◆ **Work instructions**:
Among these entries, how many lines contain "TopJobs"? Say the number and nothing else.

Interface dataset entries
☆ ☆ ☆ ☆ ☆

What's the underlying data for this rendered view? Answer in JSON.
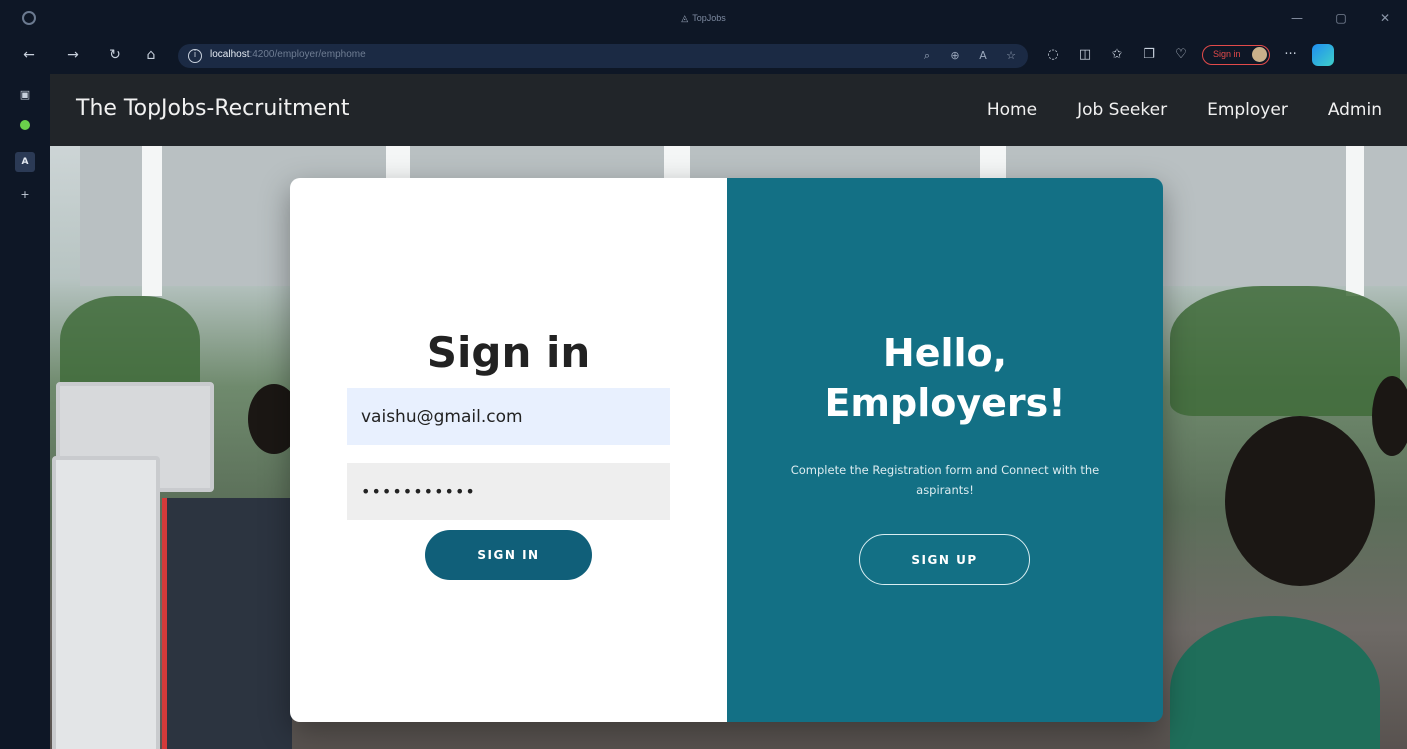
{
  "browser": {
    "window_title": "TopJobs",
    "url_host": "localhost",
    "url_path": ":4200/employer/emphome",
    "sign_in_label": "Sign in",
    "window_controls": [
      "—",
      "▢",
      "✕"
    ]
  },
  "site": {
    "brand": "The TopJobs-Recruitment",
    "nav": {
      "home": "Home",
      "job_seeker": "Job Seeker",
      "employer": "Employer",
      "admin": "Admin"
    }
  },
  "signin": {
    "title": "Sign in",
    "email_value": "vaishu@gmail.com",
    "password_value": "•••••••••••",
    "button": "SIGN IN"
  },
  "welcome": {
    "title_line1": "Hello,",
    "title_line2": "Employers!",
    "subtitle": "Complete the Registration form and Connect with the aspirants!",
    "button": "SIGN UP"
  },
  "colors": {
    "navbar_bg": "#212529",
    "panel_teal": "#137085",
    "signin_button": "#105f79",
    "email_field_bg": "#e8f0fe"
  }
}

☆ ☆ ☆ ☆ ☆

◆ **Answer for this exercise**:
2